# Math Help - Derivatives: Quotient Rule - Consumption Function

1. ## Derivatives: Quotient Rule - Consumption Function

The consumption function is given by

c=((14squar root of I^3)-35)/(I+9)

where I is the total national income and C the total national consumption, both expressed in billions of dollars.

A)The marginal propensity to consume is defined as the rate of change of consumption with respect to income:
Marginal propensity to consume = dC/dI

The marginal propensity to consume for the consumption function C given above when I=81 equals ______(billions of dollars)/(one billion of dollars of change of the income).

B)The total national savings is defined as the difference between income I and consumption C:
S=I-C

The marginal propensity to save is defined as the rate of change of savings with respect to income:

Marginal propensity to save =dS/dI=1-dC/dI

The marginal propensity to save for the consumption function C given above when I=81 equals ____(billions of dollars)/(one billion of dollars of change of the income).

2. Originally Posted by shannon1111
The consumption function is given by

c=((14squar root of I^3)-35)/(I+9)

where I is the total national income and C the total national consumption, both expressed in billions of dollars.

A)The marginal propensity to consume is defined as the rate of change of consumption with respect to income:
Marginal propensity to consume = dC/dI

The marginal propensity to consume for the consumption function C given above when I=81 equals ______(billions of dollars)/(one billion of dollars of change of the income).
We want $\frac{dC}{dI},$ where $C = \frac{14\sqrt{I^3}-35}{I+9},$ right?

So, we differentiate, using the quotient rule:

$\frac d{dI}\left[\frac{14\sqrt{I^3}-35}{I+9}\right]$

$=\frac d{dI}\left[\frac{14I^{3/2}-35}{I+9}\right]$

$=\frac{(I+9)\left(21I^{1/2}\right) - \left(14I^{3/2} - 35\right)}{(I+9)^2}$

Clean it up, and then set $I$ equal to 81. Then substitute this value into the expression for part B.

3. Thanks a lot, but now I am little confuse of the rule of derivative
Is there any shortcut way to remember the formula?

4. Originally Posted by shannon1111
Thanks a lot, but now I am little confuse of the rule of derivative
Is there any shortcut way to remember the formula?
The quotient rule is $\left(\frac uv\right)' = \frac{vu' - uv'}{v^2}\text{.}$ The only tricky part is remembering which of the terms in the numerator comes first.
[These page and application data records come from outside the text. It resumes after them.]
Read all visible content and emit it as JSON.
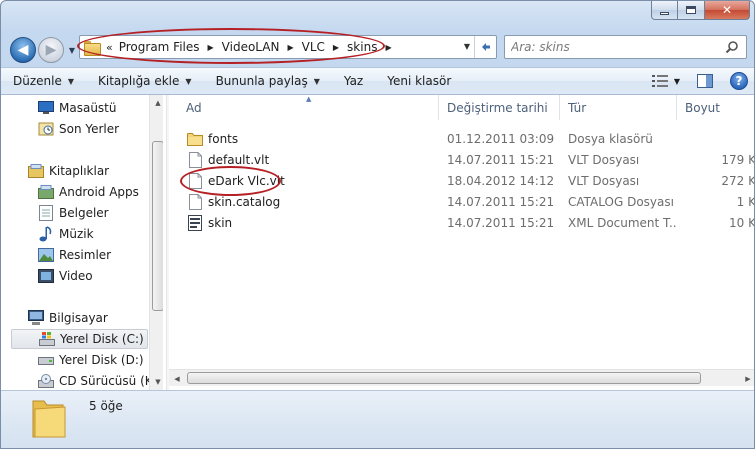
{
  "window": {
    "minimize_icon": "minimize-icon",
    "maximize_icon": "maximize-icon",
    "close_icon": "close-icon"
  },
  "address": {
    "overflow": "«",
    "crumbs": [
      "Program Files",
      "VideoLAN",
      "VLC",
      "skins"
    ]
  },
  "search": {
    "placeholder": "Ara: skins"
  },
  "toolbar": {
    "organize": "Düzenle",
    "include_in_library": "Kitaplığa ekle",
    "share_with": "Bununla paylaş",
    "burn": "Yaz",
    "new_folder": "Yeni klasör"
  },
  "nav": {
    "favorites": [
      {
        "label": "Masaüstü",
        "icon": "desktop-icon"
      },
      {
        "label": "Son Yerler",
        "icon": "recent-places-icon"
      }
    ],
    "libraries_label": "Kitaplıklar",
    "libraries": [
      {
        "label": "Android Apps",
        "icon": "library-icon"
      },
      {
        "label": "Belgeler",
        "icon": "documents-icon"
      },
      {
        "label": "Müzik",
        "icon": "music-icon"
      },
      {
        "label": "Resimler",
        "icon": "pictures-icon"
      },
      {
        "label": "Video",
        "icon": "video-icon"
      }
    ],
    "computer_label": "Bilgisayar",
    "drives": [
      {
        "label": "Yerel Disk (C:)",
        "icon": "windows-drive-icon",
        "selected": true
      },
      {
        "label": "Yerel Disk (D:)",
        "icon": "drive-icon",
        "selected": false
      },
      {
        "label": "CD Sürücüsü (K:)",
        "icon": "cd-drive-icon",
        "selected": false
      }
    ]
  },
  "columns": {
    "name": "Ad",
    "date": "Değiştirme tarihi",
    "type": "Tür",
    "size": "Boyut"
  },
  "files": [
    {
      "name": "fonts",
      "date": "01.12.2011 03:09",
      "type": "Dosya klasörü",
      "size": "",
      "icon": "folder-icon"
    },
    {
      "name": "default.vlt",
      "date": "14.07.2011 15:21",
      "type": "VLT Dosyası",
      "size": "179 K",
      "icon": "file-icon"
    },
    {
      "name": "eDark Vlc.vlt",
      "date": "18.04.2012 14:12",
      "type": "VLT Dosyası",
      "size": "272 K",
      "icon": "file-icon"
    },
    {
      "name": "skin.catalog",
      "date": "14.07.2011 15:21",
      "type": "CATALOG Dosyası",
      "size": "1 K",
      "icon": "file-icon"
    },
    {
      "name": "skin",
      "date": "14.07.2011 15:21",
      "type": "XML Document T...",
      "size": "10 K",
      "icon": "xml-file-icon"
    }
  ],
  "details": {
    "item_count": "5 öğe"
  },
  "colors": {
    "highlight": "#b52024",
    "accent": "#2b6fb5",
    "chrome": "#c4d8ef"
  }
}
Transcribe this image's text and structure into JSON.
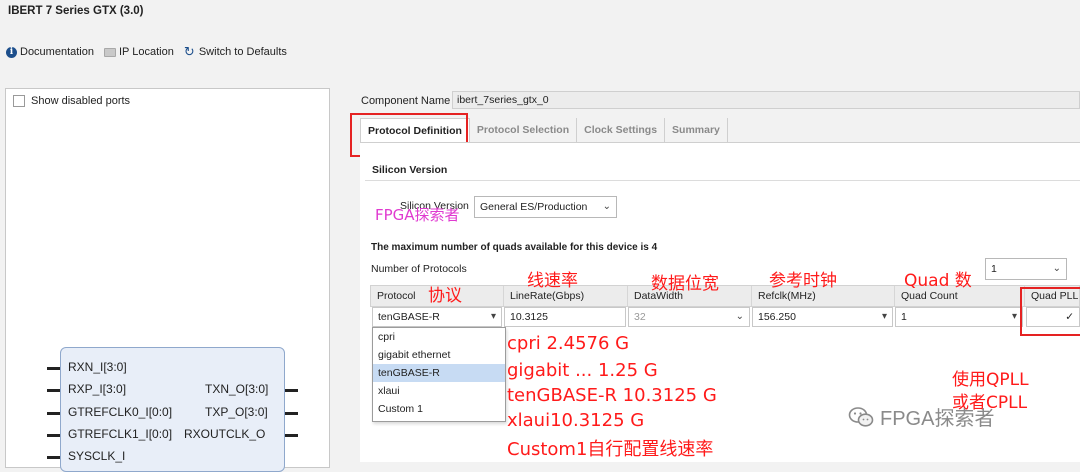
{
  "window": {
    "title": "IBERT 7 Series GTX (3.0)"
  },
  "toolbar": {
    "documentation": "Documentation",
    "ip_location": "IP Location",
    "switch_defaults": "Switch to Defaults"
  },
  "left_panel": {
    "show_disabled_ports": "Show disabled ports",
    "pins_left": [
      "RXN_I[3:0]",
      "RXP_I[3:0]",
      "GTREFCLK0_I[0:0]",
      "GTREFCLK1_I[0:0]",
      "SYSCLK_I"
    ],
    "pins_right": [
      "TXN_O[3:0]",
      "TXP_O[3:0]",
      "RXOUTCLK_O"
    ]
  },
  "component": {
    "label": "Component Name",
    "value": "ibert_7series_gtx_0"
  },
  "tabs": [
    {
      "label": "Protocol Definition",
      "active": true
    },
    {
      "label": "Protocol Selection",
      "active": false
    },
    {
      "label": "Clock Settings",
      "active": false
    },
    {
      "label": "Summary",
      "active": false
    }
  ],
  "silicon": {
    "section_title": "Silicon Version",
    "label": "Silicon Version",
    "value": "General ES/Production"
  },
  "max_quads_note": "The maximum number of quads available for this device is 4",
  "num_protocols": {
    "label": "Number of Protocols",
    "value": "1"
  },
  "table": {
    "headers": [
      "Protocol",
      "LineRate(Gbps)",
      "DataWidth",
      "Refclk(MHz)",
      "Quad Count",
      "Quad PLL"
    ],
    "row": {
      "protocol": "tenGBASE-R",
      "line_rate": "10.3125",
      "data_width": "32",
      "refclk": "156.250",
      "quad_count": "1",
      "quad_pll": "✓"
    }
  },
  "protocol_options": [
    "cpri",
    "gigabit ethernet",
    "tenGBASE-R",
    "xlaui",
    "Custom 1"
  ],
  "protocol_selected_index": 2,
  "annotations": {
    "protocol": "协议",
    "line_rate": "线速率",
    "data_width": "数据位宽",
    "refclk": "参考时钟",
    "quad_count": "Quad 数",
    "watermark_overlay": "FPGA探索者",
    "rates": [
      "cpri      2.4576  G",
      "gigabit ...      1.25 G",
      "tenGBASE-R      10.3125 G",
      "xlaui10.3125 G",
      "Custom1自行配置线速率"
    ],
    "qpll_line1": "使用QPLL",
    "qpll_line2": "或者CPLL"
  },
  "watermark": "FPGA探索者",
  "colors": {
    "annotation_red": "#ff1a1a",
    "selected_option": "#c7dbf3",
    "block_fill": "#e8eef8"
  },
  "icons": [
    "info-icon",
    "folder-icon",
    "refresh-icon",
    "chevron-down-icon",
    "checkbox-icon",
    "wechat-icon"
  ]
}
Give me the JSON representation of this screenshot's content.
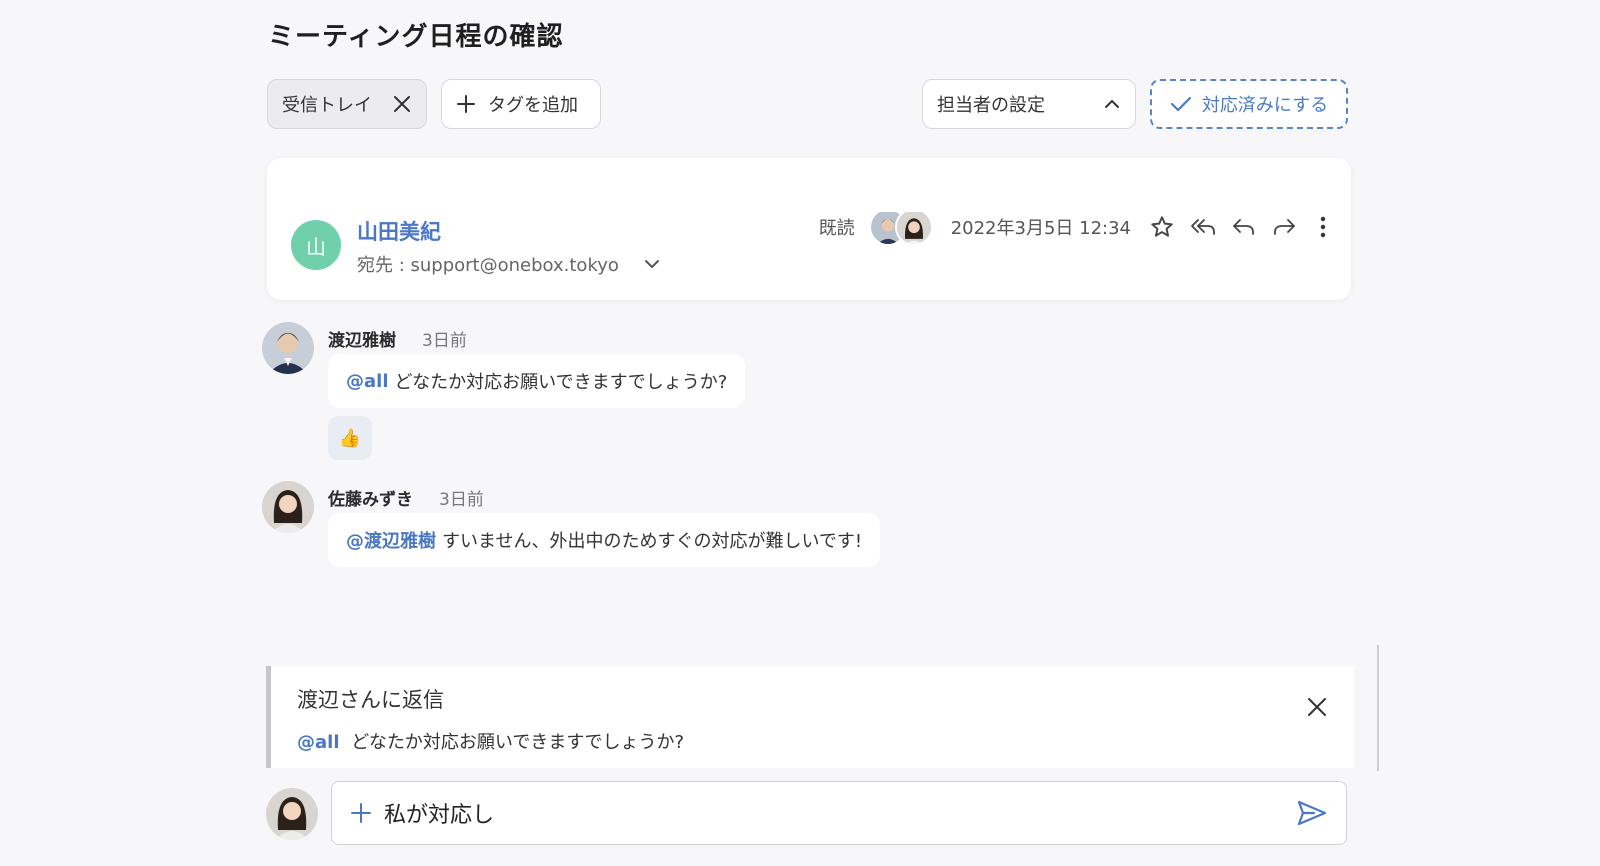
{
  "header": {
    "title": "ミーティング日程の確認"
  },
  "toolbar": {
    "tag_label": "受信トレイ",
    "add_tag_label": "タグを追加",
    "assignee_label": "担当者の設定",
    "resolve_label": "対応済みにする"
  },
  "mail": {
    "avatar_letter": "山",
    "sender": "山田美紀",
    "to": "宛先 : support@onebox.tokyo",
    "read_label": "既読",
    "timestamp": "2022年3月5日 12:34"
  },
  "comments": [
    {
      "name": "渡辺雅樹",
      "time": "3日前",
      "mention": "@all",
      "text": "どなたか対応お願いできますでしょうか?",
      "reaction": "👍"
    },
    {
      "name": "佐藤みずき",
      "time": "3日前",
      "mention": "@渡辺雅樹",
      "text": "すいません、外出中のためすぐの対応が難しいです!"
    }
  ],
  "reply": {
    "title": "渡辺さんに返信",
    "quote_mention": "@all",
    "quote_text": "どなたか対応お願いできますでしょうか?"
  },
  "composer": {
    "value": "私が対応し"
  },
  "colors": {
    "accent": "#4a78c4",
    "avatar_green": "#6fd0ab",
    "background": "#f7f7f9"
  }
}
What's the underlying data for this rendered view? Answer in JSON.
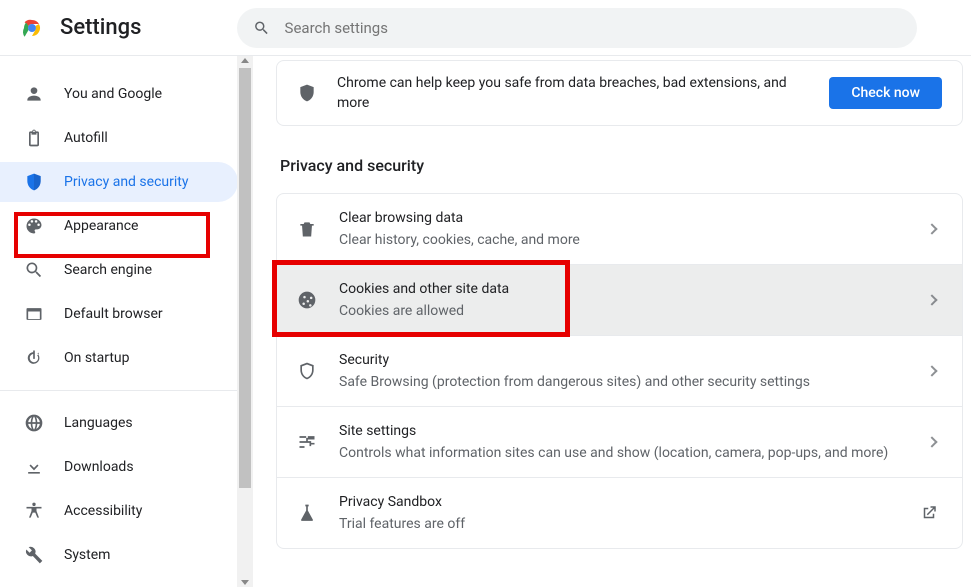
{
  "header": {
    "title": "Settings",
    "search_placeholder": "Search settings"
  },
  "sidebar": {
    "items_top": [
      {
        "label": "You and Google",
        "icon": "person"
      },
      {
        "label": "Autofill",
        "icon": "autofill"
      },
      {
        "label": "Privacy and security",
        "icon": "shield",
        "selected": true
      },
      {
        "label": "Appearance",
        "icon": "palette"
      },
      {
        "label": "Search engine",
        "icon": "search"
      },
      {
        "label": "Default browser",
        "icon": "browser"
      },
      {
        "label": "On startup",
        "icon": "power"
      }
    ],
    "items_bottom": [
      {
        "label": "Languages",
        "icon": "globe"
      },
      {
        "label": "Downloads",
        "icon": "download"
      },
      {
        "label": "Accessibility",
        "icon": "accessibility"
      },
      {
        "label": "System",
        "icon": "wrench"
      }
    ]
  },
  "banner": {
    "text": "Chrome can help keep you safe from data breaches, bad extensions, and more",
    "button": "Check now"
  },
  "section": {
    "title": "Privacy and security"
  },
  "rows": {
    "clear": {
      "title": "Clear browsing data",
      "sub": "Clear history, cookies, cache, and more"
    },
    "cookies": {
      "title": "Cookies and other site data",
      "sub": "Cookies are allowed"
    },
    "security": {
      "title": "Security",
      "sub": "Safe Browsing (protection from dangerous sites) and other security settings"
    },
    "site": {
      "title": "Site settings",
      "sub": "Controls what information sites can use and show (location, camera, pop-ups, and more)"
    },
    "sandbox": {
      "title": "Privacy Sandbox",
      "sub": "Trial features are off"
    }
  },
  "colors": {
    "accent": "#1a73e8",
    "highlight": "#e60000"
  }
}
For that, my first Calc teacher always started differentiating a quotient by exclaiming "bottoms up!" and pretending to take a swig of beer. "Bottoms up" means you begin by bringing the bottom of the fraction ( $v$) up to the top (without differentiating); then you multiply by the derivative of the other one ( $u'$), and like the product rule, you then do the reverse $uv',$ only subtracting rather than adding. Then remember to square the original denominator.

That's the best I can do. If someone has a good mnemonic, I'd love to hear it.

5. Thanks a lot, this works better for me!~